**Interface dataset entries**:
- - - - - - -

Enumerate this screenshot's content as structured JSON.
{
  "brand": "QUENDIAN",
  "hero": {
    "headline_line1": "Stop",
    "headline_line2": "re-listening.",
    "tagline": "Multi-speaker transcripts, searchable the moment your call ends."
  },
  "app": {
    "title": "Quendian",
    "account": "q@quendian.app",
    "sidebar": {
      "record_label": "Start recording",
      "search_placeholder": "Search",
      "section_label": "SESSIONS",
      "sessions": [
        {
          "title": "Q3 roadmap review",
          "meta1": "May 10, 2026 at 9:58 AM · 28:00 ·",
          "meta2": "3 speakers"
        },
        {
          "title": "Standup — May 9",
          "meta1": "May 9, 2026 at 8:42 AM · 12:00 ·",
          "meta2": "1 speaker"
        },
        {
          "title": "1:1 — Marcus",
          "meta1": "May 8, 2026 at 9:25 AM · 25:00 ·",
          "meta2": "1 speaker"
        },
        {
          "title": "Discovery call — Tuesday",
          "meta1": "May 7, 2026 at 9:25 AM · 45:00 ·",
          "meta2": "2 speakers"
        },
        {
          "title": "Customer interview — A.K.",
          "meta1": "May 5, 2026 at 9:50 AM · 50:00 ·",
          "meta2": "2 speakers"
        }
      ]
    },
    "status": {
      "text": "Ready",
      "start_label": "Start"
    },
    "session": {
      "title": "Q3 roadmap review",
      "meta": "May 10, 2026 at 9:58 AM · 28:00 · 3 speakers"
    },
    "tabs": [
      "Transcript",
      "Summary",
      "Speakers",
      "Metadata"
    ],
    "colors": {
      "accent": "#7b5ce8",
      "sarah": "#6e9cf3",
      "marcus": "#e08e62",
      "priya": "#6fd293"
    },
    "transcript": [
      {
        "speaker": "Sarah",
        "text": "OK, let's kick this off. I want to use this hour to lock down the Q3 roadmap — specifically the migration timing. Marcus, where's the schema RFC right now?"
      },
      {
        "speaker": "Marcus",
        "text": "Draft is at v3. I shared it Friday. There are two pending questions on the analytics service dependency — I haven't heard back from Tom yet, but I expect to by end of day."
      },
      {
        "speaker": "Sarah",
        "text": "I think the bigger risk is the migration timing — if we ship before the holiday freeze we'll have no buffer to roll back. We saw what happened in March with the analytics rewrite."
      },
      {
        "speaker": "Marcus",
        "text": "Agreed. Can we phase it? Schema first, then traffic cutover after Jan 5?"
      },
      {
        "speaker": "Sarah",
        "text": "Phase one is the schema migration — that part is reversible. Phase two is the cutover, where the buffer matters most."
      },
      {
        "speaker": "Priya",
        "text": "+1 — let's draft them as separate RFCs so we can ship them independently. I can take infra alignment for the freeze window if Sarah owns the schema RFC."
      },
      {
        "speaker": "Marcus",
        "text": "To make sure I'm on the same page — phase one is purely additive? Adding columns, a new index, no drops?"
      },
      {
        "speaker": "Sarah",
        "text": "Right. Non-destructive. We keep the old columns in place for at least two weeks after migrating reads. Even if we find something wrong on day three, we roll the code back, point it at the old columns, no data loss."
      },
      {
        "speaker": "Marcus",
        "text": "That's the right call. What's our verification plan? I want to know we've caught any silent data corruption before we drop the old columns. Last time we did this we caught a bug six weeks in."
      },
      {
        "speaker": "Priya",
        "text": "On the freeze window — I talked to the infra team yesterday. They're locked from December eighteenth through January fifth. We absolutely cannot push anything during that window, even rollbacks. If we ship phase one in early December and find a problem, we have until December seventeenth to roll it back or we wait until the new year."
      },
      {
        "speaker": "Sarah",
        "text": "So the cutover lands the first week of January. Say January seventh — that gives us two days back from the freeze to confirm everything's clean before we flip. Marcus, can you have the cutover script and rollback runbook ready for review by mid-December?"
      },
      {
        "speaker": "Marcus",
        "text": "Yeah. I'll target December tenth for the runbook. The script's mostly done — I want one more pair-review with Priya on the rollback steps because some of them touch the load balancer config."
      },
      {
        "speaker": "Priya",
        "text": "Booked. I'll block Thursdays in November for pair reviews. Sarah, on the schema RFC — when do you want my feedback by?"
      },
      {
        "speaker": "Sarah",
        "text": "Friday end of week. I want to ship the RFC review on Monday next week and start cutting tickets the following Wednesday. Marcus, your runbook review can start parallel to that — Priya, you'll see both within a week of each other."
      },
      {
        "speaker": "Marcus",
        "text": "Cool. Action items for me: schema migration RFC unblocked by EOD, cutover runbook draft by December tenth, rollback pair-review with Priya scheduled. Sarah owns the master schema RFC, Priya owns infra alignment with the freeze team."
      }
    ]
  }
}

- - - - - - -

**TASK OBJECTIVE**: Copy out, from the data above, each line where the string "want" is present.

**ANSWER TO THIS EXERCISE**:
        "text": "OK, let's kick this off. I want to use this hour to lock down the Q3 roadmap — specifically the migration timing. Marcus, where's the schema RFC right now?"
        "text": "That's the right call. What's our verification plan? I want to know we've caught any silent data corruption before we drop the old columns. Last time we did this we caught a bug six weeks in."
        "text": "Yeah. I'll target December tenth for the runbook. The script's mostly done — I want one more pair-review with Priya on the rollback steps because some of them touch the load balancer config."
        "text": "Booked. I'll block Thursdays in November for pair reviews. Sarah, on the schema RFC — when do you want my feedback by?"
        "text": "Friday end of week. I want to ship the RFC review on Monday next week and start cutting tickets the following Wednesday. Marcus, your runbook review can start parallel to that — Priya, you'll see both within a week of each other."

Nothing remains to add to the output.